**Task details**.
All of the data, except its images, should be set down exactly as it appears.

-- Data for this task follows --

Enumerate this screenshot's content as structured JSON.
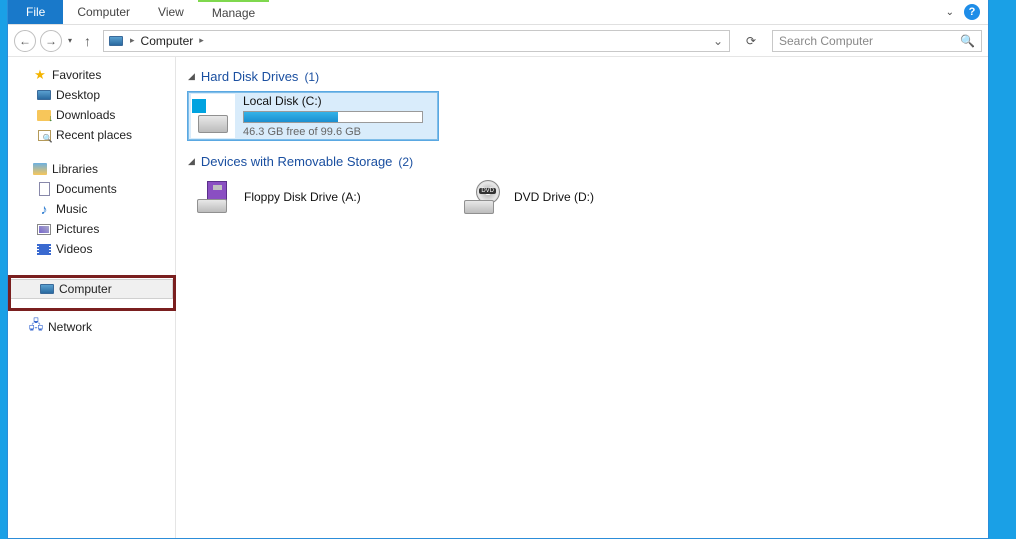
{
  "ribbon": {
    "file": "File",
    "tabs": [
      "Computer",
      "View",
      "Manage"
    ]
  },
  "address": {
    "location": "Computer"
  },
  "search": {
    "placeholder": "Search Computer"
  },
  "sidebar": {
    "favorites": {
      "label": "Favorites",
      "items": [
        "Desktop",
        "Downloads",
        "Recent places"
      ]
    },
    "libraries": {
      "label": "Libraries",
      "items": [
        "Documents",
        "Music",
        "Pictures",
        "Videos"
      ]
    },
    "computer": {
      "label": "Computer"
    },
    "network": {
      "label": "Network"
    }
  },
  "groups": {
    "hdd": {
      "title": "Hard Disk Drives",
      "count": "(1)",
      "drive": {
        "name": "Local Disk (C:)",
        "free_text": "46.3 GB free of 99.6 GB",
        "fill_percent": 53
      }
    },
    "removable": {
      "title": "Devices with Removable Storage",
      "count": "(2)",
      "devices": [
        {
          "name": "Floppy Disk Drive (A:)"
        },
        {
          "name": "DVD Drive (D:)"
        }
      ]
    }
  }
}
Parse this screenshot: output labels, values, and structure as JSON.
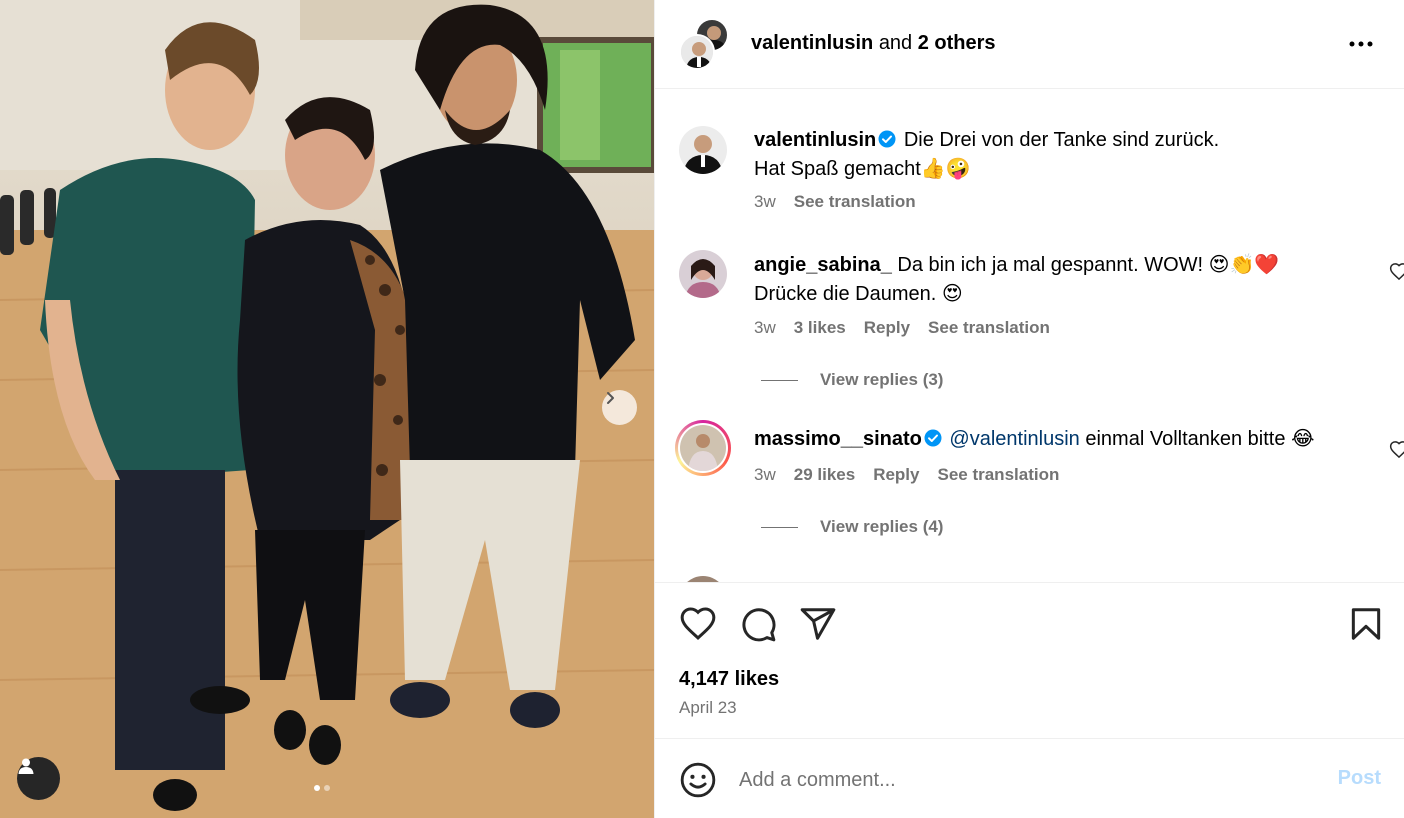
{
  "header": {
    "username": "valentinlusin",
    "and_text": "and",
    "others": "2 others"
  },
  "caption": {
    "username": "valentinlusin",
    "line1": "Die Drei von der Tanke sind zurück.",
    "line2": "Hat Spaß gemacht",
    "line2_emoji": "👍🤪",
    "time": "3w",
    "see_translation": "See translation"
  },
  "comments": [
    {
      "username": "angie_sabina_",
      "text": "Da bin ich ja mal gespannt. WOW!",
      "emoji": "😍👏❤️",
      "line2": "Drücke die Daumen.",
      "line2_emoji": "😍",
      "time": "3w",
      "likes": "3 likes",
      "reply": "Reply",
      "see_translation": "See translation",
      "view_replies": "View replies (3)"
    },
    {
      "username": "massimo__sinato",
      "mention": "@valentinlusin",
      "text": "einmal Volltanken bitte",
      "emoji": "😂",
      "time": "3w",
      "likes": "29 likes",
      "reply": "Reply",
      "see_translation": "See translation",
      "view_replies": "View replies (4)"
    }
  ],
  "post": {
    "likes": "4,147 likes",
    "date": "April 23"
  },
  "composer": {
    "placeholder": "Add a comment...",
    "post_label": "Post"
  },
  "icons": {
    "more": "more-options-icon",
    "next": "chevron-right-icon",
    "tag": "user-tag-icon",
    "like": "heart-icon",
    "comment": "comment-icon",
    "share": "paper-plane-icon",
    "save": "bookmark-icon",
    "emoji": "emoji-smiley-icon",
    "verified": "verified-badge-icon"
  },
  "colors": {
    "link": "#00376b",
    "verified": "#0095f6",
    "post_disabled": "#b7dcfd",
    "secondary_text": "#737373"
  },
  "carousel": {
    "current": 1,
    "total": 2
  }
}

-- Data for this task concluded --

**Response area**.
Enumerate this screenshot's content as structured JSON.
{
  "ribbon": {
    "file": "File",
    "tabs": [
      "Computer",
      "View",
      "Manage"
    ]
  },
  "address": {
    "location": "Computer"
  },
  "search": {
    "placeholder": "Search Computer"
  },
  "sidebar": {
    "favorites": {
      "label": "Favorites",
      "items": [
        "Desktop",
        "Downloads",
        "Recent places"
      ]
    },
    "libraries": {
      "label": "Libraries",
      "items": [
        "Documents",
        "Music",
        "Pictures",
        "Videos"
      ]
    },
    "computer": {
      "label": "Computer"
    },
    "network": {
      "label": "Network"
    }
  },
  "groups": {
    "hdd": {
      "title": "Hard Disk Drives",
      "count": "(1)",
      "drive": {
        "name": "Local Disk (C:)",
        "free_text": "46.3 GB free of 99.6 GB",
        "fill_percent": 53
      }
    },
    "removable": {
      "title": "Devices with Removable Storage",
      "count": "(2)",
      "devices": [
        {
          "name": "Floppy Disk Drive (A:)"
        },
        {
          "name": "DVD Drive (D:)"
        }
      ]
    }
  }
}
Parse this screenshot: output labels, values, and structure as JSON.
{
  "header": {
    "username": "valentinlusin",
    "and_text": "and",
    "others": "2 others"
  },
  "caption": {
    "username": "valentinlusin",
    "line1": "Die Drei von der Tanke sind zurück.",
    "line2": "Hat Spaß gemacht",
    "line2_emoji": "👍🤪",
    "time": "3w",
    "see_translation": "See translation"
  },
  "comments": [
    {
      "username": "angie_sabina_",
      "text": "Da bin ich ja mal gespannt. WOW!",
      "emoji": "😍👏❤️",
      "line2": "Drücke die Daumen.",
      "line2_emoji": "😍",
      "time": "3w",
      "likes": "3 likes",
      "reply": "Reply",
      "see_translation": "See translation",
      "view_replies": "View replies (3)"
    },
    {
      "username": "massimo__sinato",
      "mention": "@valentinlusin",
      "text": "einmal Volltanken bitte",
      "emoji": "😂",
      "time": "3w",
      "likes": "29 likes",
      "reply": "Reply",
      "see_translation": "See translation",
      "view_replies": "View replies (4)"
    }
  ],
  "post": {
    "likes": "4,147 likes",
    "date": "April 23"
  },
  "composer": {
    "placeholder": "Add a comment...",
    "post_label": "Post"
  },
  "icons": {
    "more": "more-options-icon",
    "next": "chevron-right-icon",
    "tag": "user-tag-icon",
    "like": "heart-icon",
    "comment": "comment-icon",
    "share": "paper-plane-icon",
    "save": "bookmark-icon",
    "emoji": "emoji-smiley-icon",
    "verified": "verified-badge-icon"
  },
  "colors": {
    "link": "#00376b",
    "verified": "#0095f6",
    "post_disabled": "#b7dcfd",
    "secondary_text": "#737373"
  },
  "carousel": {
    "current": 1,
    "total": 2
  }
}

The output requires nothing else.